NJ inmate used cell phone to order girlfriend's killing
Police allege Anthony King orchestrated the killing of Kendra DeGrasse with a contraband phone
TRENTON, N.J. — An inmate in a New Jersey State Prison used a contraband cell phone to order the killing of his girlfriend, authorities said Thursday when announcing charges against him and two relatives in connection with the 2005 execution-style slaying.
According to The Trentonian, Bloods gang member Anthony Kidd, 38, used the phone to call his brother, Henry Kidd, and their cousin, Darrell “Southside” Scott, and to lure his girlfriend to the location of the shooting.
Authorities have charged all three in the death of Kendra Degrasse, 33, of Trenton, who was found dead in the driver's seat of her Nissan Pathfinder after being shot multiple times in the head.
Twenty months ago DeGrasse had been on the witness stand during Anthony Kidd's trial for shooting at two Trenton police officers in 2001.
She had been expected to tell the jury what she told police: that Kidd had arrived at her apartment and told her he had been in a shootout and crashed his car. But just before she was scheduled to testify, DeGrasse received an expletive-laden letter from Anthony Kidd, Mercer County Prosecutor Joe Bocchini told NJ.com.
"He also made it very clear she was a dead person walking," Bocchini said.
According to NJ.com, DeGrasse recanted, along with another ex-girlfriend who was allegedly threatened.
"This was a blatant, overt act of witness intimidation and witness tampering," Bocchini said.
New Jersey Corrections Department spokeswoman Deirdre Fedkenheuer told the Associated Press that the department has trained cell phone-detection dogs, but the problem persists in New Jersey prisons and elsewhere.
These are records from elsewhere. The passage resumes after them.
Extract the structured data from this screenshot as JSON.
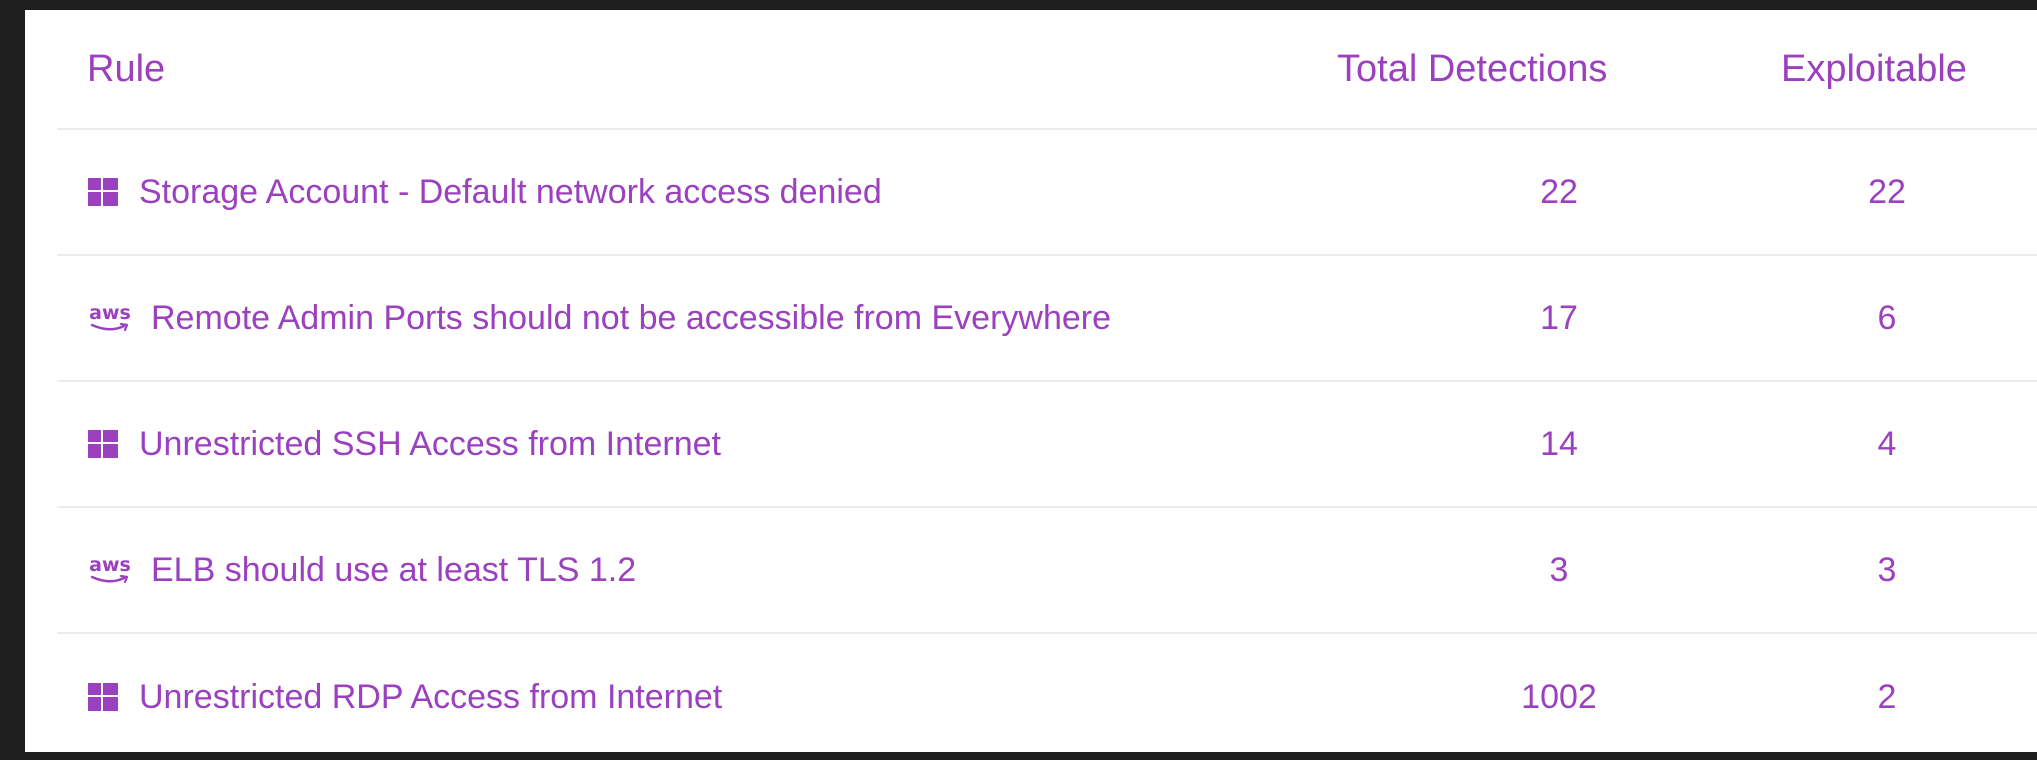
{
  "table": {
    "headers": {
      "rule": "Rule",
      "total": "Total Detections",
      "exploitable": "Exploitable"
    },
    "rows": [
      {
        "icon": "windows-icon",
        "rule": "Storage Account - Default network access denied",
        "total": "22",
        "exploitable": "22"
      },
      {
        "icon": "aws-icon",
        "rule": "Remote Admin Ports should not be accessible from Everywhere",
        "total": "17",
        "exploitable": "6"
      },
      {
        "icon": "windows-icon",
        "rule": "Unrestricted SSH Access from Internet",
        "total": "14",
        "exploitable": "4"
      },
      {
        "icon": "aws-icon",
        "rule": "ELB should use at least TLS 1.2",
        "total": "3",
        "exploitable": "3"
      },
      {
        "icon": "windows-icon",
        "rule": "Unrestricted RDP Access from Internet",
        "total": "1002",
        "exploitable": "2"
      }
    ]
  },
  "icons": {
    "aws_text": "aws"
  },
  "colors": {
    "text": "#9b40bf",
    "background": "#ffffff",
    "frame": "#1e1e1e",
    "divider": "#ececec"
  }
}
She said the department is lobbying the state's congressional delegation for passage of the Safe Prisons Communications Act, legislation that would permit the use of cell phone jamming in prisons under certain circumstances.
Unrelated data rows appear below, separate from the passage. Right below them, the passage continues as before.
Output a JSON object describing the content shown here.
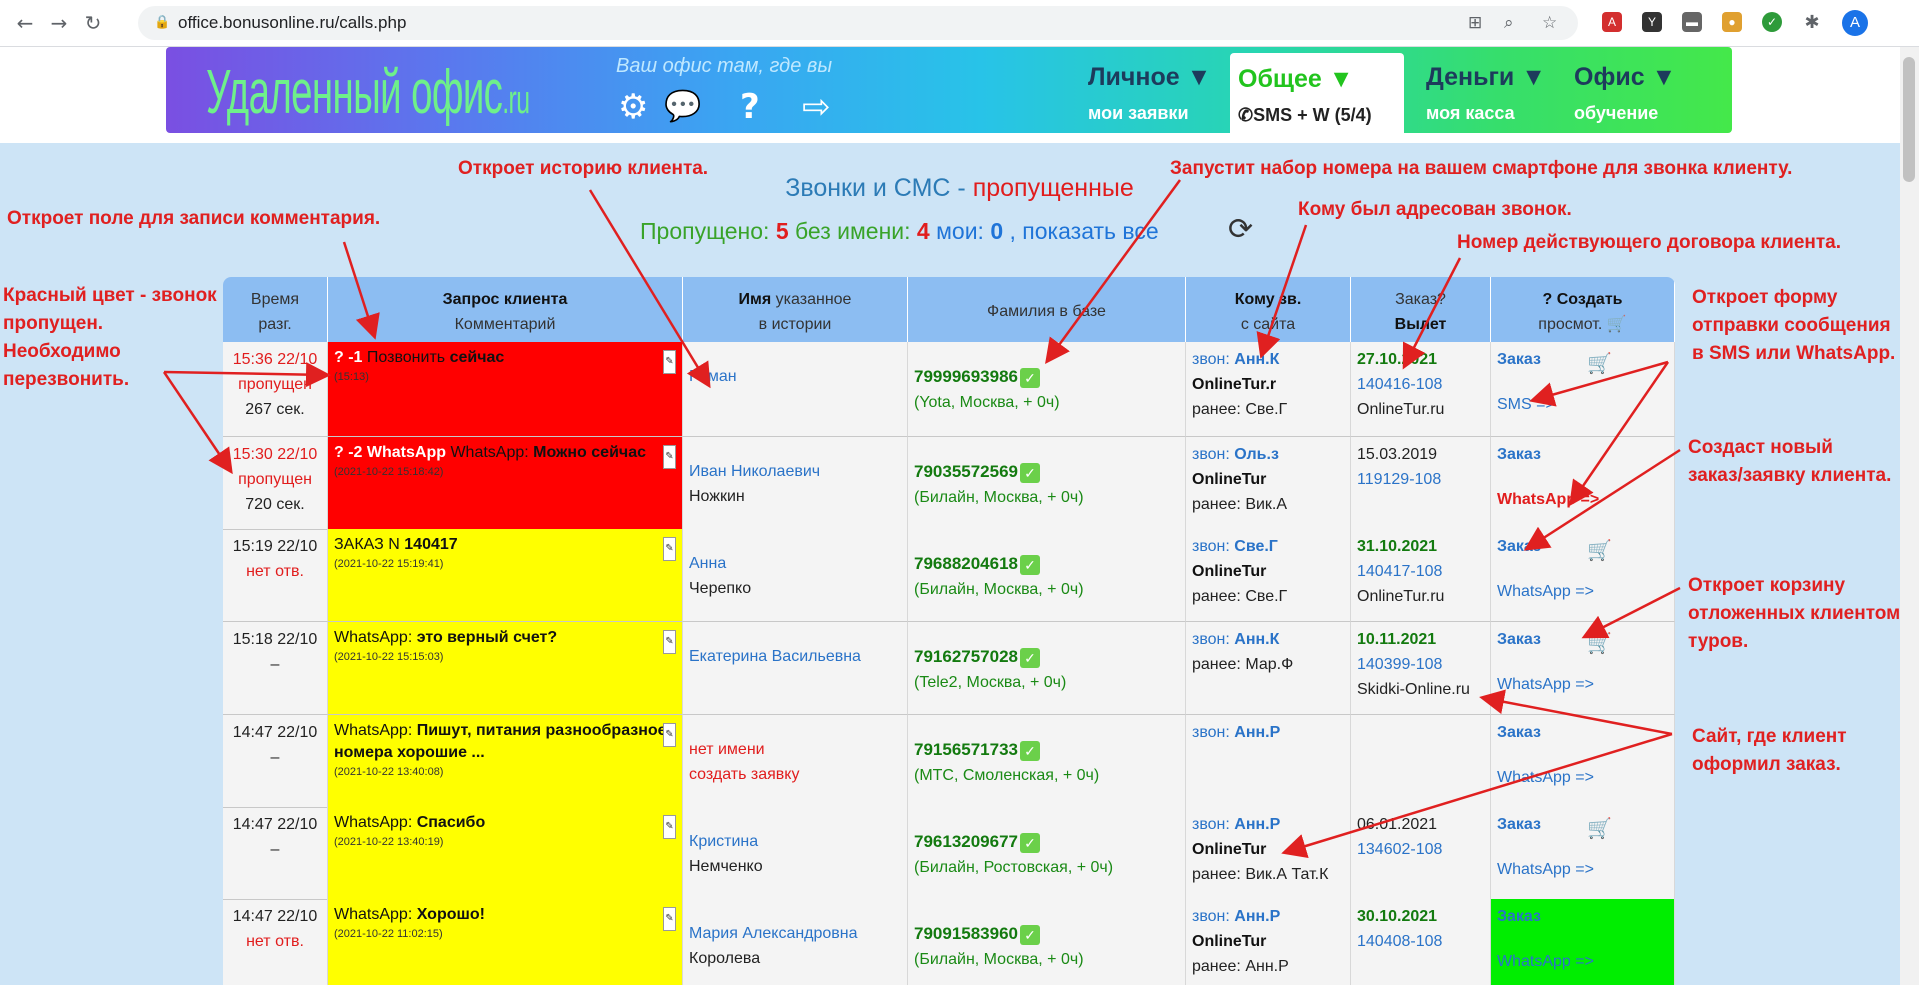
{
  "browser": {
    "url": "office.bonusonline.ru/calls.php",
    "avatar_letter": "A"
  },
  "banner": {
    "logo_text": "Удаленный офис",
    "logo_suffix": ".ru",
    "slogan": "Ваш офис там, где вы",
    "menus": [
      {
        "title": "Личное ▼",
        "sub": "мои заявки"
      },
      {
        "title": "Общее ▼",
        "sub": "SMS + W (5/4)"
      },
      {
        "title": "Деньги ▼",
        "sub": "моя касса"
      },
      {
        "title": "Офис ▼",
        "sub": "обучение"
      }
    ]
  },
  "page": {
    "title_main": "Звонки и СМС - ",
    "title_red": "пропущенные",
    "stats": {
      "missed_label": "Пропущено:",
      "missed_count": "5",
      "no_name_label": "без имени:",
      "no_name_count": "4",
      "mine_label": "мои:",
      "mine_count": "0",
      "show_all": ", показать все"
    }
  },
  "table": {
    "headers": {
      "time": [
        "Время",
        "разг."
      ],
      "request": [
        "Запрос клиента",
        "Комментарий"
      ],
      "name": [
        "Имя",
        "указанное",
        "в истории"
      ],
      "surname": "Фамилия в базе",
      "to": [
        "Кому зв.",
        "с сайта"
      ],
      "order": [
        "Заказ?",
        "Вылет"
      ],
      "create": [
        "? Создать",
        "просмот."
      ]
    },
    "rows": [
      {
        "time": "15:36 22/10",
        "status": "пропущен",
        "dur": "267 сек.",
        "req_prefix": "? -1",
        "req_text": "Позвонить ",
        "req_bold": "сейчас",
        "req_ts": "(15:13)",
        "name1": "Роман",
        "name2": "",
        "phone": "79999693986",
        "op": "(Yota, Москва, + 0ч)",
        "to_zv": "звон: ",
        "to_name": "Анн.К",
        "to_site": "OnlineTur.r",
        "to_prev": "ранее: Све.Г",
        "ord_date": "27.10.2021",
        "ord_num": "140416-108",
        "ord_site": "OnlineTur.ru",
        "act1": "Заказ",
        "act2": "SMS =>"
      },
      {
        "time": "15:30 22/10",
        "status": "пропущен",
        "dur": "720 сек.",
        "req_prefix": "? -2 WhatsApp",
        "req_text": "WhatsApp: ",
        "req_bold": "Можно сейчас",
        "req_ts": "(2021-10-22 15:18:42)",
        "name1": "Иван Николаевич",
        "name2": "Ножкин",
        "phone": "79035572569",
        "op": "(Билайн, Москва, + 0ч)",
        "to_zv": "звон: ",
        "to_name": "Оль.з",
        "to_site": "OnlineTur",
        "to_prev": "ранее: Вик.А",
        "ord_date": "15.03.2019",
        "ord_num": "119129-108",
        "ord_site": "",
        "act1": "Заказ",
        "act2": "WhatsApp =>"
      },
      {
        "time": "15:19 22/10",
        "status": "нет отв.",
        "dur": "",
        "req_prefix": "",
        "req_text": "ЗАКАЗ N ",
        "req_bold": "140417",
        "req_ts": "(2021-10-22 15:19:41)",
        "name1": "Анна",
        "name2": "Черепко",
        "phone": "79688204618",
        "op": "(Билайн, Москва, + 0ч)",
        "to_zv": "звон: ",
        "to_name": "Све.Г",
        "to_site": "OnlineTur",
        "to_prev": "ранее: Све.Г",
        "ord_date": "31.10.2021",
        "ord_num": "140417-108",
        "ord_site": "OnlineTur.ru",
        "act1": "Заказ",
        "act2": "WhatsApp =>"
      },
      {
        "time": "15:18 22/10",
        "status": "",
        "dur": "–",
        "req_prefix": "",
        "req_text": "WhatsApp: ",
        "req_bold": "это верный счет?",
        "req_ts": "(2021-10-22 15:15:03)",
        "name1": "Екатерина Васильевна",
        "name2": "",
        "phone": "79162757028",
        "op": "(Tele2, Москва, + 0ч)",
        "to_zv": "звон: ",
        "to_name": "Анн.К",
        "to_site": "",
        "to_prev": "ранее: Мар.Ф",
        "ord_date": "10.11.2021",
        "ord_num": "140399-108",
        "ord_site": "Skidki-Online.ru",
        "act1": "Заказ",
        "act2": "WhatsApp =>"
      },
      {
        "time": "14:47 22/10",
        "status": "",
        "dur": "–",
        "req_prefix": "",
        "req_text": "WhatsApp: ",
        "req_bold": "Пишут, питания разнообразное, номера хорошие ...",
        "req_ts": "(2021-10-22 13:40:08)",
        "name1": "нет имени",
        "name2": "создать заявку",
        "phone": "79156571733",
        "op": "(МТС, Смоленская, + 0ч)",
        "to_zv": "звон: ",
        "to_name": "Анн.Р",
        "to_site": "",
        "to_prev": "",
        "ord_date": "",
        "ord_num": "",
        "ord_site": "",
        "act1": "Заказ",
        "act2": "WhatsApp =>"
      },
      {
        "time": "14:47 22/10",
        "status": "",
        "dur": "–",
        "req_prefix": "",
        "req_text": "WhatsApp: ",
        "req_bold": "Спасибо",
        "req_ts": "(2021-10-22 13:40:19)",
        "name1": "Кристина",
        "name2": "Немченко",
        "phone": "79613209677",
        "op": "(Билайн, Ростовская, + 0ч)",
        "to_zv": "звон: ",
        "to_name": "Анн.Р",
        "to_site": "OnlineTur",
        "to_prev": "ранее: Вик.А Тат.К",
        "ord_date": "06.01.2021",
        "ord_num": "134602-108",
        "ord_site": "",
        "act1": "Заказ",
        "act2": "WhatsApp =>"
      },
      {
        "time": "14:47 22/10",
        "status": "нет отв.",
        "dur": "",
        "req_prefix": "",
        "req_text": "WhatsApp: ",
        "req_bold": "Хорошо!",
        "req_ts": "(2021-10-22 11:02:15)",
        "name1": "Мария Александровна",
        "name2": "Королева",
        "phone": "79091583960",
        "op": "(Билайн, Москва, + 0ч)",
        "to_zv": "звон: ",
        "to_name": "Анн.Р",
        "to_site": "OnlineTur",
        "to_prev": "ранее: Анн.Р",
        "ord_date": "30.10.2021",
        "ord_num": "140408-108",
        "ord_site": "",
        "act1": "Заказ",
        "act2": "WhatsApp =>"
      }
    ]
  },
  "annotations": {
    "a1": "Откроет историю клиента.",
    "a2": "Запустит набор номера на вашем смартфоне для звонка клиенту.",
    "a3": "Кому был адресован звонок.",
    "a4": "Номер действующего договора клиента.",
    "a5": "Откроет поле для записи комментария.",
    "a6": [
      "Красный цвет - звонок",
      "пропущен.",
      "Необходимо",
      "перезвонить."
    ],
    "a7": [
      "Откроет форму",
      "отправки сообщения",
      "в SMS или WhatsApp."
    ],
    "a8": [
      "Создаст новый",
      "заказ/заявку клиента."
    ],
    "a9": [
      "Откроет корзину",
      "отложенных клиентом",
      "туров."
    ],
    "a10": [
      "Сайт, где клиент",
      "оформил заказ."
    ]
  },
  "colors": {
    "missed_row": "#ff0000",
    "pending_row": "#ffff00",
    "header": "#8cbdf2",
    "annotation": "#e02020",
    "highlight_green": "#00ee00"
  }
}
"Until cell phones are rendered useless within jails and prisons," Fedkenheuer said, "the safety of staff and the public will be in jeopardy.”